Norbert chose a valley in the Forest of Coucy (a grant from the Bishop of Laon), about 10 miles from Laon, named Prémontré. Blessed Hugh of Fosses, Saint Evermode, Antony of Nivelles, seven students of the celebrated school of Anselm, and Ralph of Laon were among his first thirteen disciples. By the next year the community had grown to 40. They all took their vows and the Order of Canons Regular of Prémontré was founded. The young community at first lived in huts of wood and clay, arranged like a camp around the chapel of Saint John the Baptist, but they soon built a larger church and a monastery for the religious who joined them in increasing numbers. Going to Cologne to obtain relics for their church, Norbert is said to have discovered, through a dream, the spot where those of Saint Ursula and her companions, of Saint Gereon, and of other martyrs lay hidden.
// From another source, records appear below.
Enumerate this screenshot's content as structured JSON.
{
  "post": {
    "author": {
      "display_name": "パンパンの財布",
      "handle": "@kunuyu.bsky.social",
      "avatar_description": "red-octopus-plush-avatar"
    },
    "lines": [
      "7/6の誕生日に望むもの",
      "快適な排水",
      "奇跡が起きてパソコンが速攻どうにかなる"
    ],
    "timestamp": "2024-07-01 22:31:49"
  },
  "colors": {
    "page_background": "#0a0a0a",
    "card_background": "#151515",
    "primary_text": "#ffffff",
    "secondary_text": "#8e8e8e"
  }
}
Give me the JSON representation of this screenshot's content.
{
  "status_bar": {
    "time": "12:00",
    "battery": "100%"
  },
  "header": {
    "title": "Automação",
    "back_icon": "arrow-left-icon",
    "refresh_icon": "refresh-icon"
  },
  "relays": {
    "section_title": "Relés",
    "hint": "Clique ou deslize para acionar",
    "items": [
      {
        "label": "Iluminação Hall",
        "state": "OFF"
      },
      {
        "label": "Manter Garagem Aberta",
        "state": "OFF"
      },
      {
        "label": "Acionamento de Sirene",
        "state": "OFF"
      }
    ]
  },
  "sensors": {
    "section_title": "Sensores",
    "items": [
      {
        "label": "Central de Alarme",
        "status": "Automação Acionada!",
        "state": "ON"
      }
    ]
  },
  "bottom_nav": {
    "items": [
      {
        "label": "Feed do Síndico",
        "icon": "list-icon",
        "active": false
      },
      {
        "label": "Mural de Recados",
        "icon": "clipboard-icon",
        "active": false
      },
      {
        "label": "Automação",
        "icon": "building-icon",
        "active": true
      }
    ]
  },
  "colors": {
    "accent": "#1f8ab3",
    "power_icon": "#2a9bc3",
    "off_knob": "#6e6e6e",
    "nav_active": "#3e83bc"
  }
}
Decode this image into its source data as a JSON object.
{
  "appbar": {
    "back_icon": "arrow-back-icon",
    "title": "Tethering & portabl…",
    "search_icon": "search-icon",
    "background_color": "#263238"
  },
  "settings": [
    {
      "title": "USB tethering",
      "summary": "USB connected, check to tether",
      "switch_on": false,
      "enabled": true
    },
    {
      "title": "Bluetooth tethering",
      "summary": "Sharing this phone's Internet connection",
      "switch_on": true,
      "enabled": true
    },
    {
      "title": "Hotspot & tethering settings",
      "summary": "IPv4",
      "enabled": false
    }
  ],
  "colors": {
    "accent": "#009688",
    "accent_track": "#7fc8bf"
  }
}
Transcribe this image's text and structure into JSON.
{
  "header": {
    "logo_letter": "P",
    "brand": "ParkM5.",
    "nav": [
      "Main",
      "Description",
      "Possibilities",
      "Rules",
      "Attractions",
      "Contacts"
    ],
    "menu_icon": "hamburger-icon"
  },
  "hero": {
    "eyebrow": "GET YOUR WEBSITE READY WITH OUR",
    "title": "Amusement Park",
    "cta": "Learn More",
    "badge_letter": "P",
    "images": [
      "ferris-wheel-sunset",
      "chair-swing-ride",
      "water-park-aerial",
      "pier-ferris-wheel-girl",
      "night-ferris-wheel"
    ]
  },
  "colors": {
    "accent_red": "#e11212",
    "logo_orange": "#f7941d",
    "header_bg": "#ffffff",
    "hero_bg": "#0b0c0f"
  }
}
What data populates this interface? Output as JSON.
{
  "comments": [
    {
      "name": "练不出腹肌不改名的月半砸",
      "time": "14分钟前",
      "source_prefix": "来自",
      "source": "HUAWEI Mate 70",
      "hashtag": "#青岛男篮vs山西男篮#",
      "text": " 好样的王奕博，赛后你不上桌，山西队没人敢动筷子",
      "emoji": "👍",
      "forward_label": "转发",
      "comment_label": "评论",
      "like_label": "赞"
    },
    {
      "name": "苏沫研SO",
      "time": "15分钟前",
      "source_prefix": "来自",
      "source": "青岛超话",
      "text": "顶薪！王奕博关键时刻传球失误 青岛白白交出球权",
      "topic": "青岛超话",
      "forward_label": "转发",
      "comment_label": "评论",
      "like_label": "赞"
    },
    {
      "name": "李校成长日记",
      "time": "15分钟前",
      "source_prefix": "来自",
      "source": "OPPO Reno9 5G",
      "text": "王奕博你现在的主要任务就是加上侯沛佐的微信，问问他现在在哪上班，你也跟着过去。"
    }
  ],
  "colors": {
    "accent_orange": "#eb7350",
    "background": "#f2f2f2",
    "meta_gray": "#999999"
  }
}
In 1125, the constitution for the order was approved by Pope Honorius II.

St Norbert gained adherents in Germany, France, Belgium and Transylvania, and houses of his order were founded in Floreffe, Viviers, St-Josse, Ardenne, Cuissy, Laon, Liège, Antwerp, Varlar, Kappenberg, Grosswardein (Oradea/Nagyvárad) and elsewhere. Count Theobald II of Champagne wanted to enter the new order, but Norbert counseled him to remain a layman and marry. Norbert prescribed a few rules and invested Theobald with the white scapular of the order, and thus, in 1122, the Third Order of St. Norbert was instituted. He continued to preach throughout France, Belgium and Germany and was successful in combatting a eucharistic heresy in Antwerp proposed by one Tanchelm. In commemoration of this, St. Norbert has been proclaimed the “Apostle of Antwerp”.

In 1126 Pope Honorius II appointed Norbert to the Archbishopric of Magdeburg, where he put into practice the precepts he instituted at Prémontré. Several assassination attempts were made as he began to reform the lax discipline of his see. He was especially vigilant in protecting the Church’s rights against the secular power.

In the schism following the election of Pope Innocent II in 1130, Norbert supported Innocent and resisted Antipope Anacletus II. In Norbert’s last years, he was chancellor and adviser to Lothair II, the Holy Roman Emperor, persuading him to lead an army in 1133 to Rome to restore Innocent to the papacy.

Veneration

When Norbert died in Magdeburg on 6 June 1134, both the canons at the cathedral and the canons at St. Mary’s Abbey claimed the body. The two parties resorted to Lothair III who decreed the body should be buried in the Norbertine Abbey. In 1524, Martin Luther preached in the city and, as a result, Magdeburg became a Protestant city. Numerous attempts were made over the centuries by the Abbey of Strahov in Prague to retrieve the saint’s body. Only after several military defeats at the hand of Emperor Ferdinand II was the abbot of Strahov able to claim the body. On 2 May 1627 the body was finally brought to Prague where it remains to this day, displayed as an auto-icon in a glass-fronted tomb.

Saint Norbert was canonized by Pope Gregory XIII in the year 1582, and his statue appears above the Piazza colonnade of St. Peter’s Basilica in Rome.

Source: Wikipedia